Visitors attend the Vegan Summer Festival at Alexanderplatz square in Berlin on June 16, 2023. Despite being known for their love of sausages and schnitzel, Germans have been steadily eating less meat over the past few years. Image: Odd Andersen / AFP
Florian Busmann used to enjoy sausages and steak on the barbecue in summer, but these days he prefers meat substitutes and grilled vegetables like aubergines and peppers.
"Eating less meat is definitely a contribution to both the environment and animals. And it is also healthy," the 28-year-old local government worker told AFP at the Vegan Summer Festival in Berlin.
Despite being known for their love of sausages and schnitzel, Germans have been steadily eating less meat over the past few years.
Figures from the German Agriculture Ministry show that meat consumption dropped to 52 kilogrammes (115 pounds) per person in 2022, the lowest since the calculations began in 1989.
In comparison, the figure stood at around 61 kilogrammes per person just five years ago.
Worries over animal welfare, climate change and higher prices appear to have driven consumers to look for alternatives to meat to fill their plates.
Around 10 percent of Germans are vegetarian, according to the Agriculture Ministry, compared with six percent in 2018.
Since 2021, Germany has even had a vegetarian agriculture minister, the Green party's Cem Ozdemir -- much to the dismay of many in the meat industry.
Despite having made the choice to go veggie as a teenager due to concerns over animal welfare, Ozdemir still sees a role for the meat industry.
For him, the key is to reform meat production as part of measures to tackle climate change.
Animal husbandry is "one of the biggest drivers" of carbon emissions in agriculture, he told AFP, so measures must be taken to make the practice more climate-friendly.
"For example, we will support farmers in keeping fewer animals, but better," he said.
Ozdemir believes Germans eating less meat is a "long-term trend" that has nothing to do with him personally.

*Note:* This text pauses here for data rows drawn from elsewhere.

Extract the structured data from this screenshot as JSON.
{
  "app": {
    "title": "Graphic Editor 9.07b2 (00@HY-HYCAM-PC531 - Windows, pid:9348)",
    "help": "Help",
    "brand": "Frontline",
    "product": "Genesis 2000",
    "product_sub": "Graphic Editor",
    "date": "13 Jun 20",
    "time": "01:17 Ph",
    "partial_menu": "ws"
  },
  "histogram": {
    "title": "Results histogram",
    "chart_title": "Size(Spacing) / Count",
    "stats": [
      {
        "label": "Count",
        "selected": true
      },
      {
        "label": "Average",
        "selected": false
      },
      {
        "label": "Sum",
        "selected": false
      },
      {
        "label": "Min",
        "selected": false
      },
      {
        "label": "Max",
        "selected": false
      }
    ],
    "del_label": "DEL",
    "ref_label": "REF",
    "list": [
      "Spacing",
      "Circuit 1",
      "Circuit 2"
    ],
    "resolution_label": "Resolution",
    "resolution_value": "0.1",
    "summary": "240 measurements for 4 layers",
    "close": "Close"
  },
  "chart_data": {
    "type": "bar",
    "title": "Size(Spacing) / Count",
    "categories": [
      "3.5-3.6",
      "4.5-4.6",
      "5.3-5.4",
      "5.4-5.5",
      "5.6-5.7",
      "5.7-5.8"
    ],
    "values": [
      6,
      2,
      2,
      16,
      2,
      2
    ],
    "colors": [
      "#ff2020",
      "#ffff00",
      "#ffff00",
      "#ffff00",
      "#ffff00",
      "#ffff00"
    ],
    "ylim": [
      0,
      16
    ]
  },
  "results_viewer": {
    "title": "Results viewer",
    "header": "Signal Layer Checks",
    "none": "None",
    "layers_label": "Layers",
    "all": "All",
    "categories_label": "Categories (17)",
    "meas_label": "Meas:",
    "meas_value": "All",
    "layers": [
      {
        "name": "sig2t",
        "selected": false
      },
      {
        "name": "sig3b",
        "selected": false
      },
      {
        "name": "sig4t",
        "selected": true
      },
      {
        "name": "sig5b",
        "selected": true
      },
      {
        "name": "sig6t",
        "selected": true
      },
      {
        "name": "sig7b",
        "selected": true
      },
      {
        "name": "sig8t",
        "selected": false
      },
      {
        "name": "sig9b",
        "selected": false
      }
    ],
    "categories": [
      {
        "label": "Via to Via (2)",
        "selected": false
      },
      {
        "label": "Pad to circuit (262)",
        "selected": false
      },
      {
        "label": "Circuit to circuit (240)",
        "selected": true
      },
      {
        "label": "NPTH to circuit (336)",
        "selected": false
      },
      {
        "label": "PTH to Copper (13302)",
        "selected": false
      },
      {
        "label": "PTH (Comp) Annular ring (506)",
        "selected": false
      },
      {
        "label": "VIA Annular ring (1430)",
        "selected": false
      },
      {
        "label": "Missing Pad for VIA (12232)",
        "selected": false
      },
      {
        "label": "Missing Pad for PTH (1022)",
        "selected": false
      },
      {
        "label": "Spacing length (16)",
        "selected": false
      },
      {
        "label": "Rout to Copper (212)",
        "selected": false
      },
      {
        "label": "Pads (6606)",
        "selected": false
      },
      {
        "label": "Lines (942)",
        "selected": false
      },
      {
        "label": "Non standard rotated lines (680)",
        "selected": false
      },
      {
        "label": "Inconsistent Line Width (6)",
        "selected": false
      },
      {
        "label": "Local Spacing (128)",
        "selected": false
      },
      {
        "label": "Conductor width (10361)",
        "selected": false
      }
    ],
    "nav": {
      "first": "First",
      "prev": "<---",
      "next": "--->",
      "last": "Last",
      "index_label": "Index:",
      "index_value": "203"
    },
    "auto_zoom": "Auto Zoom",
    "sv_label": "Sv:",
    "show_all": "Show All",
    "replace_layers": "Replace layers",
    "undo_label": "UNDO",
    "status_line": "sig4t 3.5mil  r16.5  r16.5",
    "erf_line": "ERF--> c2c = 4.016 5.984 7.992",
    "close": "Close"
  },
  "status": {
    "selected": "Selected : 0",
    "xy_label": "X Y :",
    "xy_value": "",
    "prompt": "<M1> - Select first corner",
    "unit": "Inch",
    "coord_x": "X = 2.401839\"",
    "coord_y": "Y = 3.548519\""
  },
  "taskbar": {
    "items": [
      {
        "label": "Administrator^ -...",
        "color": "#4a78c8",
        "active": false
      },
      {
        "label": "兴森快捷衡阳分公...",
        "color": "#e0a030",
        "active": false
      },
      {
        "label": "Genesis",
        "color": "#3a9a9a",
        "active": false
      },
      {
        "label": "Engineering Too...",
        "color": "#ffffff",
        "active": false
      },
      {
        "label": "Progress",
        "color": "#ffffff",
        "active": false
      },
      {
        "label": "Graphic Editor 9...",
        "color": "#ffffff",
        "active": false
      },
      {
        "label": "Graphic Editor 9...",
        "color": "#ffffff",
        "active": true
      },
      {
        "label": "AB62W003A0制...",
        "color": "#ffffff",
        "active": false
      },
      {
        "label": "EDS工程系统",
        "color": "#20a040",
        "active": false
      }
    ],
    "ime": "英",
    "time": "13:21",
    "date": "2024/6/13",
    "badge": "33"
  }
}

"People are concerned about the climate, want better animal welfare and are also paying more attention to their health, which I think is good," he said.
The growing market for meat substitutes has also played a role, according to Sebastian Joy, head of the NGO ProVeg International, which organises the Berlin festival.
"You can still have your burger, your schnitzel, your sausages, but you don't have to kill animals for it," he said.
Ozdemir's ministry is working on a nutrition strategy to help Germans eat more healthily and is planning to present it by the end of 2023.
The plan is to encourage people to follow a "healthy, more plant-based and sustainable diet", according to the ministry.Also read: How chefs are driving the transition to a more plant-based diet
10 grammes a day
But not all Germans feel so positive about a future with less meat.
Local media recently reported that the German Nutrition Society (DGE), which advises the government on measures to promote healthy eating, was planning to recommend just 10 grammes of meat per day.
The reports caused an uproar, with memes circulating on social media showing the paltry portion of meat being weighed out on scales.
The DGE later said the whole thing had been a misunderstanding, but the debate has shown no signs of cooling down.
A recent survey by the popular Bild daily showed that 57 percent of Germans are firmly against the state taking measures to reduce meat consumption.
"The state should stay away from people's plates," a spokeswoman for the German Meat Industry Association (VDF) told AFP.
"Ninety percent of Germans like to eat meat. Nobody wants to tell a vegetarian to eat meat to get a better supply of vitamins and nutrients. The same must apply in reverse," the spokeswoman said.
The VDF believes declining meat consumption in Germany since 2018 is mainly down to rising prices and pressure on consumers from inflation.
For Gabrielle Hubner, 61, another visitor to the Berlin vegan festival, the "rising cost" is the main reason she has been eating less meat in recent years.
"I don't have to eat meat every day, there are other foods like pasta, cheese or potatoes," the administrative worker said.
Ozdemir said he has no intention of dictating to Germans what they should put in their shopping baskets.
"Everyone can decide for themselves what they eat and how much of it," he said.
"My job is to make offers for a balanced and healthy diet. I want the healthy choice to become the easy choice."